The significance of the tyrosine nitration of α-syn remains unclear. Tyrosine nitration induces secondary and tertiary structural alterations, which may critically modify protein functions (Ischiropoulos 1998). The change in the ionization state of the modified protein induced by a local shift in the pKa from 10.01 of tyrosine to 7.5 of 3-NT, and the consequent changes in hydrophobicity and conformation, may facilitate interactions with other proteins, thereby promoting protein aggregation. Preliminary data indeed indicate an increased adherence of mouse brain extracts to nitrated α-syn compared with the unmodified wild-type protein (Chen et al., unpublished observation).
Collectively, the data indicate that α-syn is a preferential target for oxidative stress-mediated post-translational modifications. These alterations may trigger abnormal protein compartmentalization and aggregation, two phenomena that are potential culprits for the neurodegeneration process in PD.

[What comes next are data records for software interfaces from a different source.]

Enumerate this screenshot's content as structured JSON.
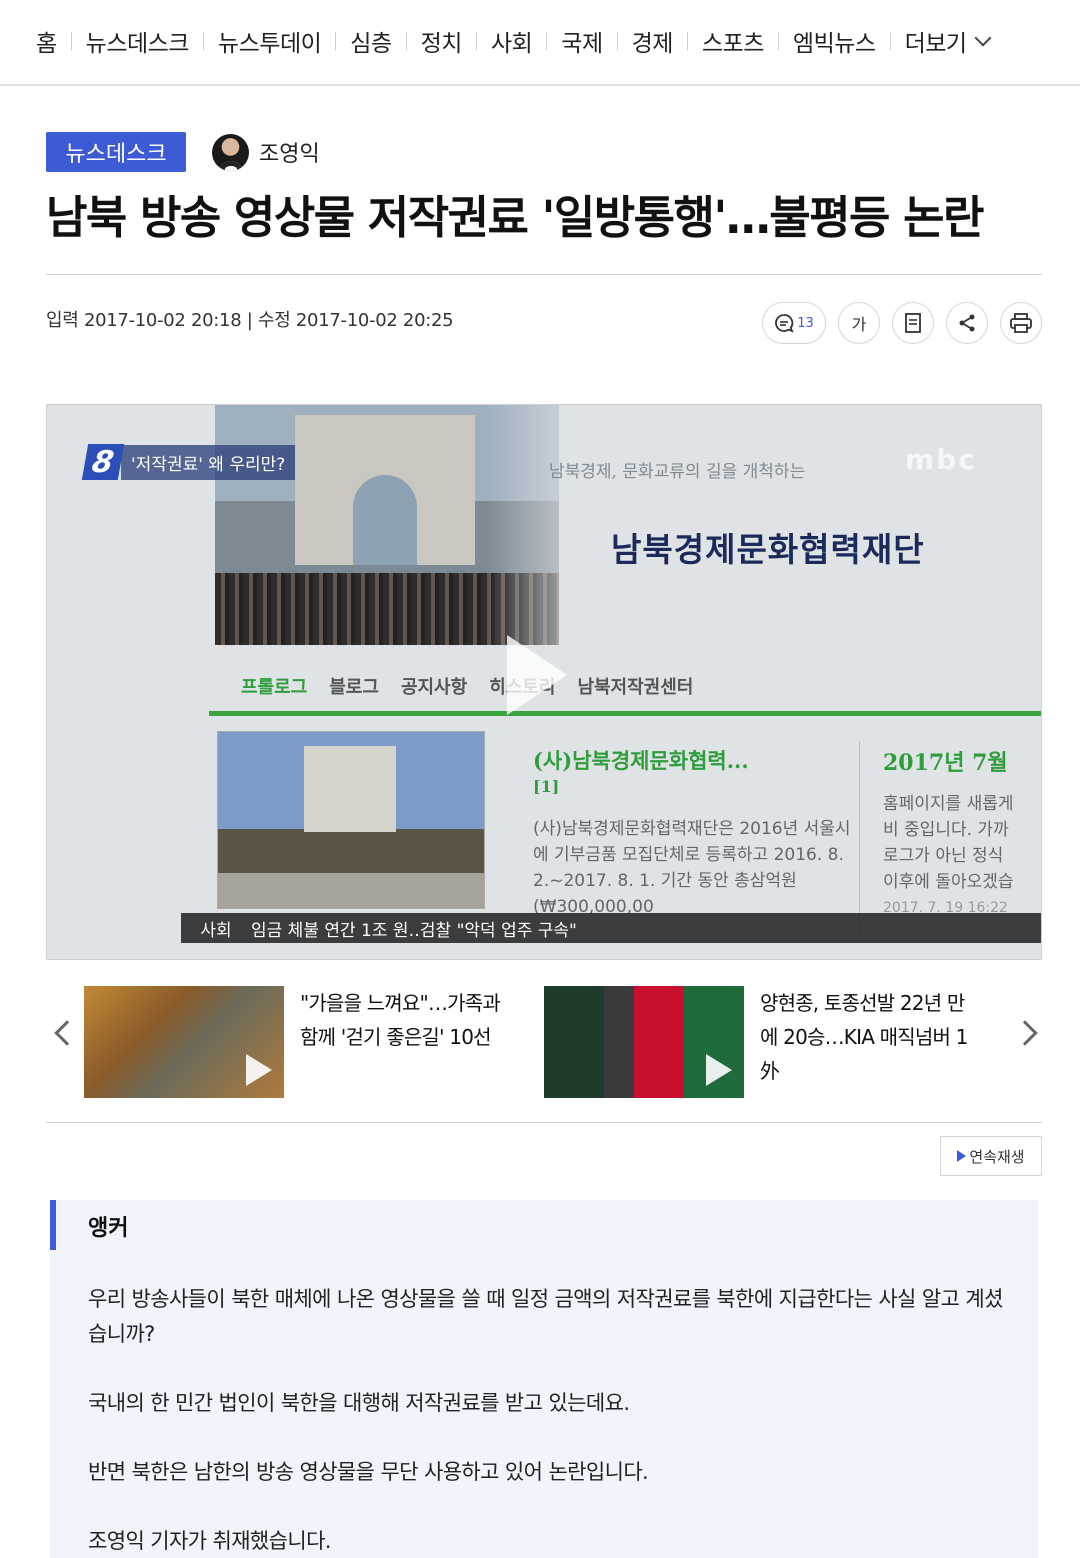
{
  "nav": {
    "items": [
      "홈",
      "뉴스데스크",
      "뉴스투데이",
      "심층",
      "정치",
      "사회",
      "국제",
      "경제",
      "스포츠",
      "엠빅뉴스",
      "더보기"
    ]
  },
  "article": {
    "program_badge": "뉴스데스크",
    "reporter": "조영익",
    "headline": "남북 방송 영상물 저작권료 '일방통행'…불평등 논란",
    "dates": "입력 2017-10-02 20:18 | 수정 2017-10-02 20:25",
    "comment_count": "13",
    "font_size_label": "가"
  },
  "video": {
    "logo_number": "8",
    "caption": "'저작권료' 왜 우리만?",
    "top_line": "남북경제, 문화교류의 길을 개척하는",
    "broadcaster_watermark": "mbc",
    "site_name": "남북경제문화협력재단",
    "menu": [
      "프롤로그",
      "블로그",
      "공지사항",
      "히스토리",
      "남북저작권센터"
    ],
    "col2_title": "(사)남북경제문화협력...",
    "col2_tag": "[1]",
    "col2_text": "(사)남북경제문화협력재단은 2016년 서울시에 기부금품 모집단체로 등록하고 2016. 8. 2.~2017. 8. 1. 기간 동안 총삼억원(₩300,000,00",
    "col3_title": "2017년 7월",
    "col3_text": [
      "홈페이지를 새롭게",
      "비 중입니다. 가까",
      "로그가 아닌 정식",
      "이후에 돌아오겠습"
    ],
    "col3_date": "2017. 7. 19 16:22",
    "ticker_section": "사회",
    "ticker_text": "임금 체불 연간 1조 원‥검찰 \"악덕 업주 구속\""
  },
  "related": [
    {
      "title": "\"가을을 느껴요\"…가족과 함께 '걷기 좋은길' 10선"
    },
    {
      "title": "양현종, 토종선발 22년 만에 20승…KIA 매직넘버 1外"
    }
  ],
  "autoplay_label": "연속재생",
  "body": {
    "anchor_label": "앵커",
    "paragraphs": [
      "우리 방송사들이 북한 매체에 나온 영상물을 쓸 때 일정 금액의 저작권료를 북한에 지급한다는 사실 알고 계셨습니까?",
      "국내의 한 민간 법인이 북한을 대행해 저작권료를 받고 있는데요.",
      "반면 북한은 남한의 방송 영상물을 무단 사용하고 있어 논란입니다.",
      "조영익 기자가 취재했습니다."
    ]
  },
  "colors": {
    "accent": "#3e5bd6",
    "green": "#3aa33f"
  },
  "icons": [
    "comment-icon",
    "font-size-icon",
    "bookmark-icon",
    "share-icon",
    "print-icon",
    "play-icon",
    "chevron-left-icon",
    "chevron-right-icon"
  ]
}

This study was supported by the NIH-NINDS and NIH-NIA grants (SP, VMY-L and HI), the Department of Defense DAMD 17–99–1-9474, the Parkinson's Disease Foundation, the Lowenstein Foundation, the Smart Foundation, the Muscular Dystrophy Association, the ALS Association and the Project-ALS (SP). MV and BIG are recipients of a Fellowship from the Human Frontier Science Program Organization.